The case of an optometrist who was acquitted of causing the death of an eight-year-old Ipswich boy will not be sent to the Supreme Court.

East Anglian Daily Times: Honey Rose pictured during the trial at Ipswich Crown Court.Honey Rose pictured during the trial at Ipswich Crown Court. (Image: Archant)

Honey Maria Rose, 36 of Newham, East London was convicted in July 2016 for gross negligence manslaughter after failing to spot an eye condition which led to the death of Vincent Barker in July 2012.

Judge Jeremy Stuart-Smith said at the original case that although the lapse of duty had been singular that the breach of duty was criminal.

Ms Rose saw Vincent for a routine appointment at the Ipswich branch of Boots five months before the boy’s death in 2012. It was alleged she failed to spot that Vincent, who was a pupil at Dale Hall Primary School, had swollen optic discs, a symptom of hydrocephalus - fluid on the brain - from which he later died.

At the time the case was thought to be the first of an optomotrist for gross negligance manslaughter.

East Anglian Daily Times: Vinnie BarkerVinnie Barker (Image: Archant)

The sentence handed down by Ipswich Crown Court was overturned at the Court of Appeal in July this year after Ms Rose appealed her two year suspended sentence.

Sir Brian Leveson, who heard the appeal case said at the time that “in assessing reasonable foreseeability of serious and obvious risk of death in cases of gross negligence manslaughter, it is not appropriate to take into account what the defendant would have known but for his or her breach of duty,”

He added that “were the answer otherwise, this would fundamentally undermine the established legal test of foreseeability in gross negligence manslaughter which requires proof of a ‘serious and obvious risk of death’ at the time of breach.”

Prosecution lawyers had sought to challenge this verdict by taking the case to the Supreme Court, citing the case as an issue of “public importance” that needed to be heard by top judges.

Prosecution barrister, Jonathan Rees QC said that the law on gross negligance manslaughter was “not satisfactorily clear”.

The hearing of this appeal by the prosecution lasted less than a minute before Sir Brian Leveson declined the cases’ escalation.

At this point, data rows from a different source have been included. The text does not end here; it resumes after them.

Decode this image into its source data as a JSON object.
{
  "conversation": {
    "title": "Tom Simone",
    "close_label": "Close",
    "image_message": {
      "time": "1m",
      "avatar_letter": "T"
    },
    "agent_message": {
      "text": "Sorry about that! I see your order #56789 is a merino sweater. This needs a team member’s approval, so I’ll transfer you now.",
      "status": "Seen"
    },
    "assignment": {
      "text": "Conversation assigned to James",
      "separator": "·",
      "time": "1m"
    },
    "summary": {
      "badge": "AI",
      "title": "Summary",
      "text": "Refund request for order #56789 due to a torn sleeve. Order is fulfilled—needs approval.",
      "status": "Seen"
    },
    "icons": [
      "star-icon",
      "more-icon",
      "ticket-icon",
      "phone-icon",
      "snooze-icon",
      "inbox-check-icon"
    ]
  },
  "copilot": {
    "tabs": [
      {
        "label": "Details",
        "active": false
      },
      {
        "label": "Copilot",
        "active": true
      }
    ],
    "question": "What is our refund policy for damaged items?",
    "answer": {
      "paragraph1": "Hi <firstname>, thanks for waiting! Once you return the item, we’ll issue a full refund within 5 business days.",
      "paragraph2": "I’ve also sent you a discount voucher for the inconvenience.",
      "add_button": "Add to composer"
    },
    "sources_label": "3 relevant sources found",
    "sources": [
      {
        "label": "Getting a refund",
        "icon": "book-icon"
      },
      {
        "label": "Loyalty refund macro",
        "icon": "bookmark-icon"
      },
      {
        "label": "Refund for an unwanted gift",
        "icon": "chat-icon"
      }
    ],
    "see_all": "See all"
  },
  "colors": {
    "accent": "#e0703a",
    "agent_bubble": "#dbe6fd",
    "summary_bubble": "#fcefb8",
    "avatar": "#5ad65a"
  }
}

“The application for the court to certify a question of public importance for consideration by the Supreme Court is refused,” he said.